To control SPAM, you must now be a registered user to post to this Message Board.

EFFECTIVE 14 Nov. 2012 PRIVATE MESSAGING HAS BEEN RE-ENABLED. IF YOU RECEIVE A SUSPICIOUS DO NOT CLICK ON ANY LINKS AND PLEASE REPORT TO THE ADMINISTRATOR FOR FURTHER INVESTIGATION.

This is the Frank Lloyd Wright Building Conservancy's Message Board. Wright enthusiasts can post questions and comments, and other people visiting the site can respond.

You agree not to post any abusive, obscene, vulgar, slanderous, hateful, threatening, *-oriented or any other material that may violate any applicable laws. Doing so may lead to you being immediately and permanently banned (and your service provider being informed). The IP address of all posts is recorded to aid in enforcing these conditions. You agree that the webmaster, administrator and moderators of this forum have the right to remove, edit, move or close any topic at any time they see fit.
Post Reply
Paul Ringstrom
Posts: 4544
Joined: Sat Sep 17, 2005 4:53 pm
Location: Mason City, IA

FLW's first commission 1887

Post by Paul Ringstrom »

Unitarian Chapel for Sioux City, Iowa
https://digital.lib.buffalo.edu/items/show/30705
Owner of the G. Curtis Yelland House (1910), by Wm. Drummond

DRN
Posts: 4182
Joined: Mon Jul 10, 2006 10:02 am
Location: Cherry Hill, NJ

Re: FLW's first commission 1887

Post by DRN »

Donald Leslie Johnson argues in his 2017 book about Wright's early years that the Sioux City design was indeed designed by Wright while in the employ of Joseph Lyman Silsbee, but that this was not a commission in classic sense. Wright had only been working in Silsbee's office for a couple of months when he produced this drawing in the manner of Silsbee as a sketch offered to his Uncle Jenkin, a noted leader in the Unitarian Church in the American Midwest, as an idea for a new congregation's church, that Jenkin had discussed. The design is a mash up of contemporary Silsbee elements and is based in part on Silsbee's design for Unity Chapel in Spring Green.
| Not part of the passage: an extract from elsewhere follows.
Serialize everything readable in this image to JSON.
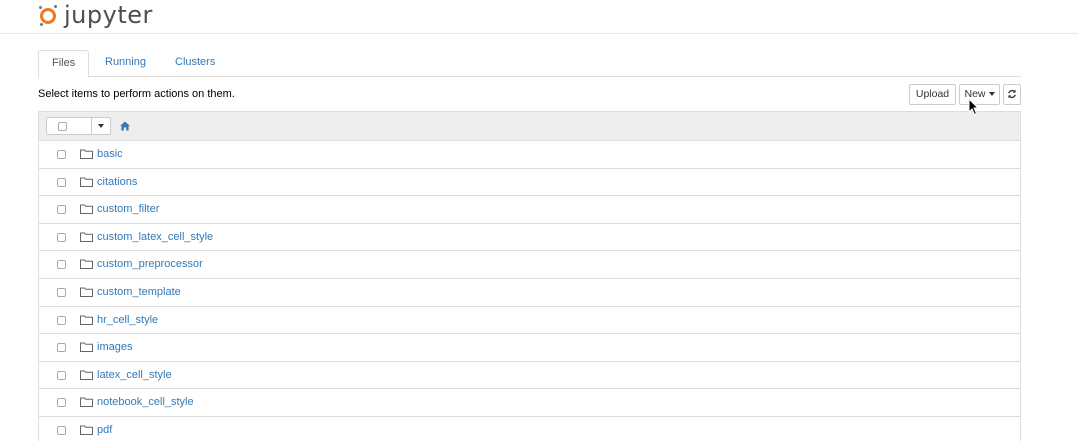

Uncle Jenkin, according to Johnson's research, had an idea to have Unity Chapel in Spring Green be a model or prototype for new Unitarian fellowships then forming throughout the upper Midwest.

Johnson further argues that attribution of the Unity Chapel in Spring Green to Wright in any way or form is incorrect as it was designed prior to Wright's leaving UW in Madison...but Wright did paint walls and ceilings during his last summer working for his uncles. The 1887 Hillside Home School house was in design just as Wright arrived at Silsbee's. It is Johnson's position that Wright may have done some drafting relative to the project, but that the design was Silsbee's alone.

https://www.amazon.com/Frank-Lloyd-Wrig ... oks&sr=1-1

The notes in this book are numerous and fascinating...Wright's move to Chicago was very much based on the Lloyd Jones commissions with Silsbee and that Wright was initially supported and later greatly benefitted from Uncle Jenkin's myriad of connections in the Unitarian world in terms of employment, clients, and acquaintances.

Post Reply